The input -
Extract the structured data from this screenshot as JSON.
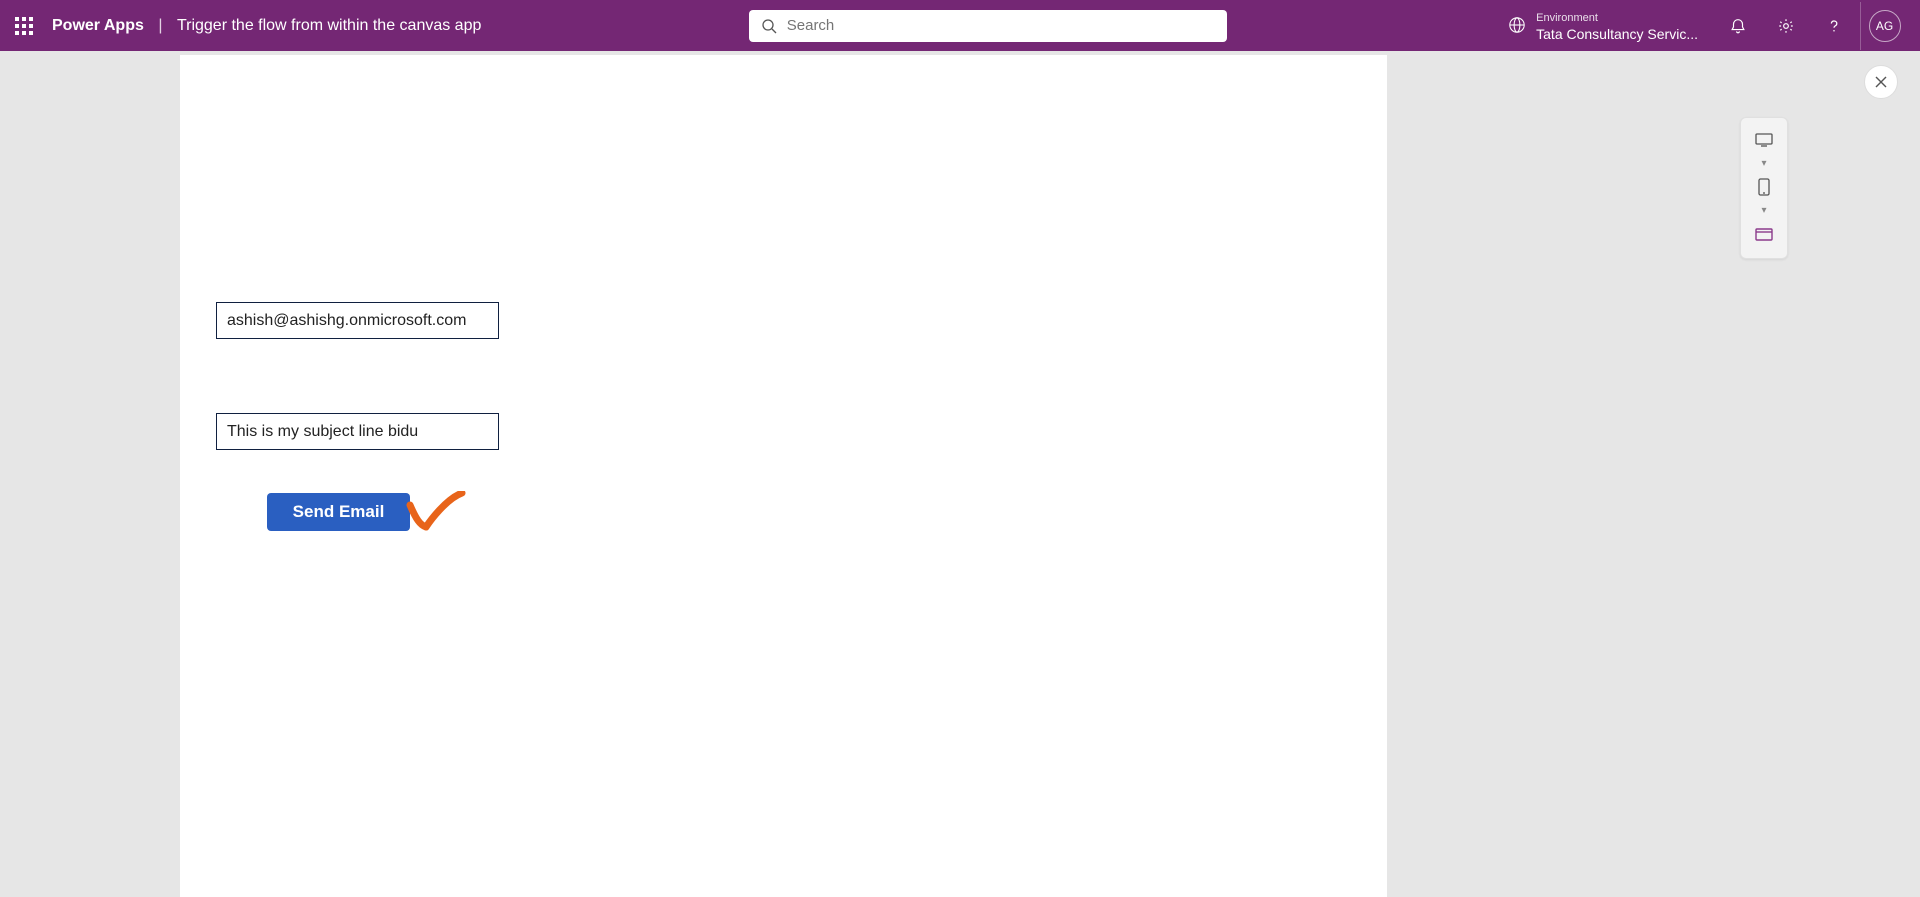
{
  "header": {
    "brand": "Power Apps",
    "separator": "|",
    "page_title": "Trigger the flow from within the canvas app",
    "search_placeholder": "Search",
    "env_label": "Environment",
    "env_name": "Tata Consultancy Servic...",
    "avatar_initials": "AG"
  },
  "form": {
    "email_value": "ashish@ashishg.onmicrosoft.com",
    "subject_value": "This is my subject line bidu",
    "send_button": "Send Email"
  }
}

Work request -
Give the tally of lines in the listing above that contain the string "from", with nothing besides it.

Task result -
2